Subhash Chandra Bose passed through quarters inhabited by Englishmen and also met a large number of them in the tram cars. The British using these cars were purposely rude and offensive to Indians in various ways. The sensitive mind of Subhash revolted against such insulting and rude behavior of the British. On many occasions, there was an exchange of hot words between him and misbehaving British. Majority of the students of the Presidency College, where he studied, were free thinkers. The college continued to be a storm centre and was looked upon by the British Government “as a hotbed of sedition, rendezvous of revolutionaries” and was frequently searched by the police. The first two years of his life were greatly influenced by the group, which styled itself as the neo-Vivekananda group and Subhash developed intellectually during this period. The group generally followed the teachings of Rama Krishna and Vivekananda with special emphasis on social service as means of spiritual development and was non-aligned to a revolutionary group. The shock of the Great World War roused his political consciousness. He graduated at the age of 22 and enrolled himself for the postgraduate with experimental psychology as a special subject.
His father, however, wanted him to go to England to appear for the Indian Civil Services. In spite of his mental reservations, Subhash took it as a challenge. In England, he was greatly impressed with the freedom allowed to students at Cambridge. Every student behaved in a dignified manner. Not withstanding his preoccupation with his studies, he displayed his public spirit and fearlessness throughout his stay in England. He and K. L. Gouba were selected by the Indian Majlis, to represent the British Government the difficulties the Indian students encountered for admission to the University Officers’ Training Corps. Though he took a harsh view of the British high handedness and racial arrogance, he did admire their qualities which exacted him. He himself behaved there in a dignified way and was of the view that Indian who go abroad, must consider themselves to be unofficial ambassadors of the country, who should uphold their country’s prestige. He was quite serious in purpose and disliked anybody wasting time on trivialities.
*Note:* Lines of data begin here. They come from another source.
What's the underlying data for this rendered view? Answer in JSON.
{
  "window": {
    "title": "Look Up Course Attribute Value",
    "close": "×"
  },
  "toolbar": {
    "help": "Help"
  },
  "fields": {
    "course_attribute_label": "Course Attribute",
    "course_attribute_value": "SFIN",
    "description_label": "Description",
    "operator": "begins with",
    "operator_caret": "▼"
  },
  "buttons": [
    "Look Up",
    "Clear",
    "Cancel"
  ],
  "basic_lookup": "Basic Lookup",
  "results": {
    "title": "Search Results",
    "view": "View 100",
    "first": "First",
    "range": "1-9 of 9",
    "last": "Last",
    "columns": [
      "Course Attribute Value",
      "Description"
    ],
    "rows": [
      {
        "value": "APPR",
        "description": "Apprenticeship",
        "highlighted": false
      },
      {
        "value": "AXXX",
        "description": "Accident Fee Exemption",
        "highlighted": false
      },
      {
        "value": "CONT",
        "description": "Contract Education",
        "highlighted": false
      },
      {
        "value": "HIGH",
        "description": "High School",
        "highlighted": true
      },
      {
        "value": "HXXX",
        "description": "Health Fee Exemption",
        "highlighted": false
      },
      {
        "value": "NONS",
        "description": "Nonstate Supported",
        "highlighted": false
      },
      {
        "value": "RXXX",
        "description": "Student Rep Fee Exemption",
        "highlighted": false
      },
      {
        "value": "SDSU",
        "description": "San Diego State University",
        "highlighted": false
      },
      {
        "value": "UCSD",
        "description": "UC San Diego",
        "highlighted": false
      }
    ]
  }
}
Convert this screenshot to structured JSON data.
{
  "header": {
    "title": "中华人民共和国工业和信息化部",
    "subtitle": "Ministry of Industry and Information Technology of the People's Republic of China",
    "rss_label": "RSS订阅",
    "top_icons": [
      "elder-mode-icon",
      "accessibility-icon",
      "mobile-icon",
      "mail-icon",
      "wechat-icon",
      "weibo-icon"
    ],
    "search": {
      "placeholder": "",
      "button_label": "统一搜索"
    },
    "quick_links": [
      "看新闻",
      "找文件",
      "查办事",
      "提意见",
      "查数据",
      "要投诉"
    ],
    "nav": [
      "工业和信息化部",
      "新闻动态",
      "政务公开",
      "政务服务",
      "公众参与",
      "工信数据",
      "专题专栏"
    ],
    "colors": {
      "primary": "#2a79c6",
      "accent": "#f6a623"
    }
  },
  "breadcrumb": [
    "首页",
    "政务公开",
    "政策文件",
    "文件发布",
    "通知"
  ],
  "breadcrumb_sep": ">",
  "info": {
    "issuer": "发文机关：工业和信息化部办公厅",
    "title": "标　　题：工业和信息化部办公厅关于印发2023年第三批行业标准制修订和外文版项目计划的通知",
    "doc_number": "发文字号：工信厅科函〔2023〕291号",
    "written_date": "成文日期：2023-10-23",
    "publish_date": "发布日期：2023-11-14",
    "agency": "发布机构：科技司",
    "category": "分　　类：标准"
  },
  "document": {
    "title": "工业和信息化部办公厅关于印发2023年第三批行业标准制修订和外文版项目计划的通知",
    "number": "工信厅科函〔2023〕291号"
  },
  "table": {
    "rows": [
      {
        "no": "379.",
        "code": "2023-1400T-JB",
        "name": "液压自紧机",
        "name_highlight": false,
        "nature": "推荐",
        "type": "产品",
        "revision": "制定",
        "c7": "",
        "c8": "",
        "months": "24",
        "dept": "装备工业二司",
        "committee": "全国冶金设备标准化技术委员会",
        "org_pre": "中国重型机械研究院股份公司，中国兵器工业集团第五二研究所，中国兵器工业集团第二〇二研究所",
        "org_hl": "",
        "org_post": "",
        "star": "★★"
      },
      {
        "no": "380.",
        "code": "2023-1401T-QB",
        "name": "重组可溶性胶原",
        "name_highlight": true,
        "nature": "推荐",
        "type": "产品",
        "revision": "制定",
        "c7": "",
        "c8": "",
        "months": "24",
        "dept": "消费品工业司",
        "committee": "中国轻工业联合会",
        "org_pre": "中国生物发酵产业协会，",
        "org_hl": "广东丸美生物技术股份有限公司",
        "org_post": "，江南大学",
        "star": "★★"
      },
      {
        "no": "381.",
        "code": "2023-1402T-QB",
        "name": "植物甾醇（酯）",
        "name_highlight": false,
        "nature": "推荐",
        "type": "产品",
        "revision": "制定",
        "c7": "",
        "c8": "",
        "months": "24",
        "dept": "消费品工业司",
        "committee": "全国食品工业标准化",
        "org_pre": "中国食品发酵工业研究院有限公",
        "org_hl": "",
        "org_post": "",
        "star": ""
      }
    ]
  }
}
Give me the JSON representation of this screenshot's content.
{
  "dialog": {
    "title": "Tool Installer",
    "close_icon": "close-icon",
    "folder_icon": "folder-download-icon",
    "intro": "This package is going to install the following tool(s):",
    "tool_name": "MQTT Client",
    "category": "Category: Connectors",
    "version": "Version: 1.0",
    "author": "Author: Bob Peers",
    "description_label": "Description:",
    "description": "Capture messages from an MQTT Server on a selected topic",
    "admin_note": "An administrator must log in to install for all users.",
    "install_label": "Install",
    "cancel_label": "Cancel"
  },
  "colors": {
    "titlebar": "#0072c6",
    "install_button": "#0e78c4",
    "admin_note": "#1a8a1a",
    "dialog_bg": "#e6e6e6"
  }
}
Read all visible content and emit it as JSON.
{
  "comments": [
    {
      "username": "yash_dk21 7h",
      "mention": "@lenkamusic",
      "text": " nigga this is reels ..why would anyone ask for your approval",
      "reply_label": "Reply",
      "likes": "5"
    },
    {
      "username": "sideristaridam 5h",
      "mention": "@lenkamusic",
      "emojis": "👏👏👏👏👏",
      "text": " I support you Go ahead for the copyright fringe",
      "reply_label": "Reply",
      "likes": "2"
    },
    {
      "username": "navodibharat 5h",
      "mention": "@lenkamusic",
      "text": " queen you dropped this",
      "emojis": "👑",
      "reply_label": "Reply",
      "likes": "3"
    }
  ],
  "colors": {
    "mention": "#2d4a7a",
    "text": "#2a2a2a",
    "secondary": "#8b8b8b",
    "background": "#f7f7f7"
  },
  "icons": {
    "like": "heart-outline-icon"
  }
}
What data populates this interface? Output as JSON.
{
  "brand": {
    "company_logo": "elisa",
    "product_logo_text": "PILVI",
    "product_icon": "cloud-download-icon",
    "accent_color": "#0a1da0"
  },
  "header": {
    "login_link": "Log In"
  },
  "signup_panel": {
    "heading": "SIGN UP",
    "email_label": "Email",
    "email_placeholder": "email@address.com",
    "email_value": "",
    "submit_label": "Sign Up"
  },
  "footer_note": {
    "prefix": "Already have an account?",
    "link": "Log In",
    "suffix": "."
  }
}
Answer the following questions:
- Who were selected by the Indian Majlis?
- Majority of the students of the Presidency college were _______________ .
- Whose teachings did the group generally followed?
- Subhash Chandra’s father wanted him to go to England and appear for what?
- At what age Subhash enrolled for his postgraduation?
- 20 years
- 22 years
- 25 years
- 21 years
- Where is Cambridge University?
- United States of America
- Indians who go abroad, must consider themselves to be unofficial _______________ of the country.
- Subhash met lot of rude Englishmen while travelling in _______________ .
- Tram cars
- K.L. Gouba and Subhash Chandra Bose were selected by the Indian Majlis.
- free thinkers
- The group generally followed the teachings of Rama Krishna and Vivekananda.
- Subhash Chandra’s father wanted him to go to England and appear for Indian Civil Services.
- 22 years
- Tram cars